The bullet points on the package suggest far more than the Blu-ray actually delivers in the supplemental department.
: Soldier of God (6:50) is your typical EPK puff piece. Although they got Father Gary Thomas, the priest upon whose experiences the book that inspired The Ritual was based, they really don’t make good use of him. All he does, really, is confirm that the basic premise of the movie is true to life. They should have had him go one step further and relate some of his experiences beyond, or give a critique of the finish film itself.
The Chilling Alternate Ending (1:41) just tacks a few more seconds on to the ending already present in the theatrical version and makes a cheap and illogical attempt to leave the audiences with goose bumps.
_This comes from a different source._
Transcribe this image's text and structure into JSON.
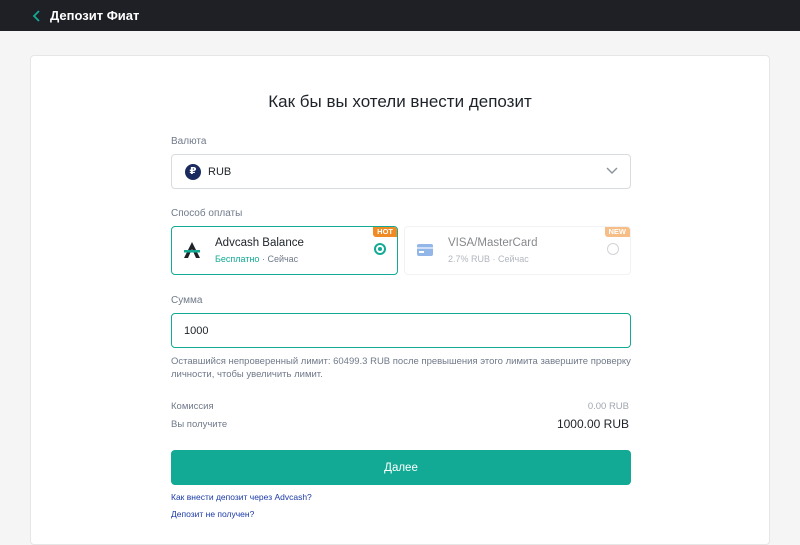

At the very least it does provide a truly striking image of Michael illuminated through the latticework of a confessional.
Finally, a handful of Deleted Scenes (12:39) are included. There are a couple of interesting character moments and once slightly steamy dream sequence that probably threatened the film’s PG-13 rating but overall it’s not hard to see why this material is cut., The scenes are present in anamorphic widescreen, but a bit rough and unfinished. They were probably cut very early on.
And that’s it. For a film that claims to have roots in true life cases, this is a disappointing assortment of extras. There was a real opportunity to explore the “faith vs. science” angle, perhaps getting a panel of people with different viewpoints to opine on the film or cases that inspired it. Given that The Rite
wasn’t a huge box office success it’s not surprising that the supplemental package isn’t more robust but, at the very least, a commentary from the writer, director or from Father Thomas himself could have been included.
How much you like The Rite
will depend greatly on what you’re hoping to get out of it. If you’re looking for a frightening film about demonic possession, then you’re going to be sorely disappointed. If you’re interested in a film that’s willing to meander through the philosophical issues surrounding the rite of exorcism, then you might enjoy The Rite
. The Blu-ray boasts stellar audio and visual quality but the extras are anaemic, so you’d do well to think long and hard before adding The Rite
to your collection for anything more than a bargain price. You might say it’s worth owning, but only at The Rite
Movie - B-
Image Quality - B+
Sound - A
Supplements - C+
- Running time - 1 hour and 54 minutes
- Rated PG-13, 14A
- 2 Discs (1 Blu-ray, 1 DVD & Digital Copy Combo Disc)
- Chapter Stops
- English DTS-HD Master Audio
- French Dolby Digital 5.1
- Spanish Dolby Digital 5.1
- English SDH subtitles
- French subtitles
- Spanish subtitles
- “The Rite: Soldier of God” Featurette
- Additional Scenes
- Alternate Ending